“No Country For Old Men” takes a pretty familiar noir boilerplate – good guy finds some money from a heist/deal-gone-bad, good guy takes money in a moment of weakness, guy is mercilessly stalked by the bad guys to whom the money is owed. At a deeper level, it’s a dream-like pondering about how the United States circa 1980 came to be so violent, so quickly remade in the course of a generation, so given to the hotheaded and the crazed. “No country for old men” indeed. It follows the languid rhythms of Cormac McCarthy’s original book, or so I am told, but “languid” is the last word I’d use to describe a film that is wound so tight with tension and explosive violence. One barely rests the entire film, as every second seems to portend the appearance of yet another bullet, air gun to the head, car crash or strangling. Javier Bardem’s creeped-out homicidal maniac – well, believe the hype. He’s fantastic, and perhaps the best (and most “honorable”, if that makes any sense) big-screen killer in years. Unlike “Fargo”, this film offer little-to-no comic relief to temper the violence, and I’ve heard people say that that’s what brings this one down a notch for them. Not for me – the pacing of “No Country For Old Men” doesn’t need any leavening with humor, even though the Coens are pretty good at mixing their bleakness with black comedy. The sense of dread and foreboding is both micro (I hope the good guy and his wife don’t get killed) and macro (what the hell is happening in this supposed land of law & order, when lunatics roam the plains murdering people with air guns?). At the end of the day, the fate of virtually every character is determined by the chance results of a coin flip, whether literally or figuratively.

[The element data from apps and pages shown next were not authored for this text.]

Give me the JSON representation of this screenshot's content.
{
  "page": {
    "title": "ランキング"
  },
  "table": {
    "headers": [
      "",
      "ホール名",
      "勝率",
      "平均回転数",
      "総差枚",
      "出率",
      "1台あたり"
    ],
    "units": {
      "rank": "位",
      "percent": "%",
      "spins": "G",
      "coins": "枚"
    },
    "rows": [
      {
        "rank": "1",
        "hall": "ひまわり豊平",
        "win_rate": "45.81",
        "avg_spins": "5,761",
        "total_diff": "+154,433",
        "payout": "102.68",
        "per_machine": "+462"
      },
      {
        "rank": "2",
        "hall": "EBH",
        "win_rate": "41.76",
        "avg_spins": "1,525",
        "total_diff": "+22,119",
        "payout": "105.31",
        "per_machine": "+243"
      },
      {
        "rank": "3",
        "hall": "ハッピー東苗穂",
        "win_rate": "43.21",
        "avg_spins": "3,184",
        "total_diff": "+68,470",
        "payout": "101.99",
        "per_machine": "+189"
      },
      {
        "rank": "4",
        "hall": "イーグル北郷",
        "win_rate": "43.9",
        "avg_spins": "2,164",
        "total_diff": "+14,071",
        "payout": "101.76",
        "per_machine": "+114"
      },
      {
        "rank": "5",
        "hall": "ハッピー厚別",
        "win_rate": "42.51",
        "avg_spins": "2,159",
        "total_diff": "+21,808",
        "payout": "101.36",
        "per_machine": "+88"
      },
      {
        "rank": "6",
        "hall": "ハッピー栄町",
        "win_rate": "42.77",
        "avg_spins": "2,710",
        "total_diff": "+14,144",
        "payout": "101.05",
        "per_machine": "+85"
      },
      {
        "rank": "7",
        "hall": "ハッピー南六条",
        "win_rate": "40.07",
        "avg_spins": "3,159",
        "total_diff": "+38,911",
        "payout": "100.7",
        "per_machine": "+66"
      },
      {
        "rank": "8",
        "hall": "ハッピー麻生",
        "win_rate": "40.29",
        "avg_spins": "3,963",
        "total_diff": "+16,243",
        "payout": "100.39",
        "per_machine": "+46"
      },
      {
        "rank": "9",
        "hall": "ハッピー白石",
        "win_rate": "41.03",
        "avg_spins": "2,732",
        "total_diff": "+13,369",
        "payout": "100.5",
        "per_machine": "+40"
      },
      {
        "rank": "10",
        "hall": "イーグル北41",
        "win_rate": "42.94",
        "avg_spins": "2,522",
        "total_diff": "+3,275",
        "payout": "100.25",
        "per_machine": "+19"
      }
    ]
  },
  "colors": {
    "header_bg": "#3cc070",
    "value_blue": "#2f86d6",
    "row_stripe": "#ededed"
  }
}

There’s barely a bum note in the entire film, even when Woody Harrelson appears. When it ends in a soliloquy from one of the aforementioned old men, I sat in the theater wide-eyed with one of those “what the f***” feelings going through my head. Just drained, totally drained.
Celluloid Hut Rating: A